In the present analysis, adjuvant treatment or RPLND was initially administered in 4.3% of CSI NSem patients and in 17.3% of Sem patients in whom this information was available. Moreover, 7.7% of CSI Sem received adjuvant radiation therapy, which is no longer recommended in current treatment guidelines [18, 19]. In retrospective series, a worse prognosis at relapse has been identified in patients relapsing after adjuvant treatment for CSI as compared to those with de novo metastatic disease, which speaks in favour of active surveillance as the preferred management option as was pursued in the majority of patients in the present analysis [20, 21].

Active surveillance is attractive and has become the standard management option in CSI GCT in many countries. This strategy spares further cancer treatment for many patients, but optimal follow-up schedules have yet to be defined. Overly tight schedules may result in lead-time bias, expose patients to unnecessary medical interventions, impair patients’ quality of life and lead to unnecessary costs. However, as shown by the present analysis, unstructured and insufficiently stringent follow-up may result in intermediate or poor prognosis relapses. The present analysis does not resolve this conundrum but may serve as a reminder that active surveillance has to be given careful attention.

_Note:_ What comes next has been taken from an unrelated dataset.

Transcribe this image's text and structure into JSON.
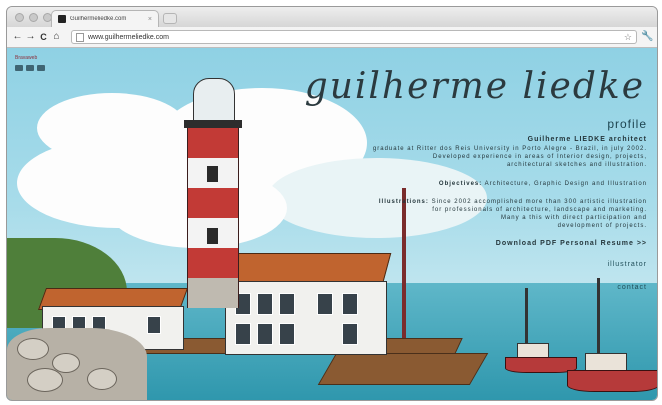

In conclusion, the present analysis included a large patient cohort and broad representation from cancer centres worldwide and excluded data obtained from clinical trials. Thus, the results might be close to clinical reality in many countries. It is reassuring that we found no differences in PFS or OS in patients relapsing from initial CSI as compared to de novo metastatic patients with the same IGCCCG prognostic group, demonstrating that active surveillance is safe. However, about 18% of NSem patients and 4% of Sem patients relapsed from initial CSI with intermediate or poor prognosis, which is more than expected from previous reports and exposes those patients to more intensive treatments. Follow-up schedules for active surveillance need to strike the balance of not being unnecessarily tight and not missing out on relapses in time.